Kristin Harmel comes to the blog today with a new story set in Paris just before and during the Nazi occupation. Please read on for my review of
The Room on Rue Amélie
Encouraged by the synopsis of the book, I was hoping to find a story that brought the different sensibilities of an American, a French Jew and a British RAF pilot into play during the rise of the Nazi’s and the tumult in Paris during the era. Ruby is an American, newly married to Marcel, and now living in 1939 Paris. Full of the ‘romantic’ imagery that the city is known for, instead she finds it far different: closed, cautious and even riddled with an omnipresent fear as the Germans and Hitler are approaching. Not exactly what she was hoping for, she’s managed to befriend neighbors, the Dachers and their teenage daughter Charlotte. The Dachers are Jews, and the new restrictions have Charlotte thinking that things cannot get worse. And then – they do. Navigating this landscape near alone, with only Charlotte as a constant, Ruby is finding her life far different from what she expected, or hoped for. When Thomas, an RAF pilot is added to the mix, and they start trying to oppose the Reich by participating in the Resistance, the twists and turns in the plot, in fact almost anything of substance to do with the war or any effort to oppose the Nazis falls to the wayside in favor of romance, a rather pat and obvious connection and path.
Far from my expectations, this felt like a story that was blindfolded by a need to make and build romantic connections that contrasted with the terrible events in the city, and a rather tortured attempt to show the work of the Resistance by joining in. The characters were flat, made worse by their inability to avoid a cliché – the overuse of clichés simply made the read more tortured, as if a lack of actual depth or personality for the characters didn’t make the story drag. I had no interest in any of them after the first pages, although I hoped for something more, without a clichéd explanation or justification just to show there was some hope that the story wouldn’t be another one that was wonderful in premise but missed in execution by miles. Unfortunately, for me, it wasn’t. Having no expectations for this author, although many have told me they enjoyed her work, I had nothing to compare it to, and honestly don’t think that I will be looking for another of her titles.
Title: The Room on Rue Amélie
Author: Kristin Harmel
Genre: Historic Woman's Fiction, Romantic Elements, Setting: France, World War II
Published by: Gallery Books
Published on: 27 March, 2018
Source: Publisher via NetGalley

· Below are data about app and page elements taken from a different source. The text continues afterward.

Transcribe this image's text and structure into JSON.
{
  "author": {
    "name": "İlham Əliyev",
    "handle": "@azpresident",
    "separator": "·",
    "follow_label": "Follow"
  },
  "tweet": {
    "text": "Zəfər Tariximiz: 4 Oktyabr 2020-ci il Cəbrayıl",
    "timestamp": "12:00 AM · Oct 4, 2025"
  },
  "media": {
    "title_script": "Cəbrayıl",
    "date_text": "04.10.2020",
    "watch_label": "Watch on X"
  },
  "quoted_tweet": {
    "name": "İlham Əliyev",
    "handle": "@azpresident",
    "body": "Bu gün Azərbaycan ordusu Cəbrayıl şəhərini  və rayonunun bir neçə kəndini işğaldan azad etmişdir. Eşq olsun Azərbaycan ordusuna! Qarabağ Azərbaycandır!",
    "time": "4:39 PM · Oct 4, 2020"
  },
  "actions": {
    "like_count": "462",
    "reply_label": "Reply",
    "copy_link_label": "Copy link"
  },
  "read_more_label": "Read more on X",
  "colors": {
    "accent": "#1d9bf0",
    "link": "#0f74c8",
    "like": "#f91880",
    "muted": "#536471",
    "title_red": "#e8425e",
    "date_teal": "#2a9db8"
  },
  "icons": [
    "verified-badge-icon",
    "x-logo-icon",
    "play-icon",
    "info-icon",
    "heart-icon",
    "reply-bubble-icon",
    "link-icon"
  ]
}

Audio Length: 12 Hours (est)
Get Your Copy: Amazon ♦ Barnes&Noble ♦ iTunes ♦ Kobo ♦ Downpour ♦ IndieBound ♦ Google ♦Audible
For fans of Kristin Hannah’s The Nightingale and Martha Hall Kelly’s Lilac Girls, this powerful novel of fate, resistance, and family—by the international bestselling author of The Sweetness of Forgetting and When We Meet Again—tells the tale of an American woman, a British RAF pilot, and a young Jewish teenager whose lives intersect in occupied Paris during the tumultuous days of World War II.
When newlywed Ruby Henderson Benoit arrives in Paris in 1939 with her French husband Marcel, she imagines strolling arm in arm along the grand boulevards, awash in the golden afternoon light. But war is looming on the horizon, and as France falls to the Nazis, her marriage begins to splinter, too.
Charlotte Dacher is eleven when the Germans roll into the French capital, their sinister swastika flags snapping in the breeze. After the Jewish restrictions take effect and Jews are ordered to wear the yellow star, Charlotte can’t imagine things getting much worse. But then the mass deportations begin, and her life is ripped forever apart.
Thomas Clarke joins the British Royal Air Force to protect his country, but when his beloved mother dies in a German bombing during the waning days of the Blitz, he wonders if he’s really making a difference. Then he finds himself in Paris, in the shadow of the Eiffel Tower, and he discovers a new reason to keep fighting—and an unexpected road home.
When fate brings them together, Ruby, Charlotte, and Thomas must summon the courage to defy the Nazis—and to open their own broken hearts—as they fight to survive. Rich with historical drama and emotional depth, this is an unforgettable story that will stay with you long after the final page is turned.
A copy of this title was provided via Publisher via NetGalley for purpose of honest review. I was not compensated for this review: all conclusions are my own responsibility.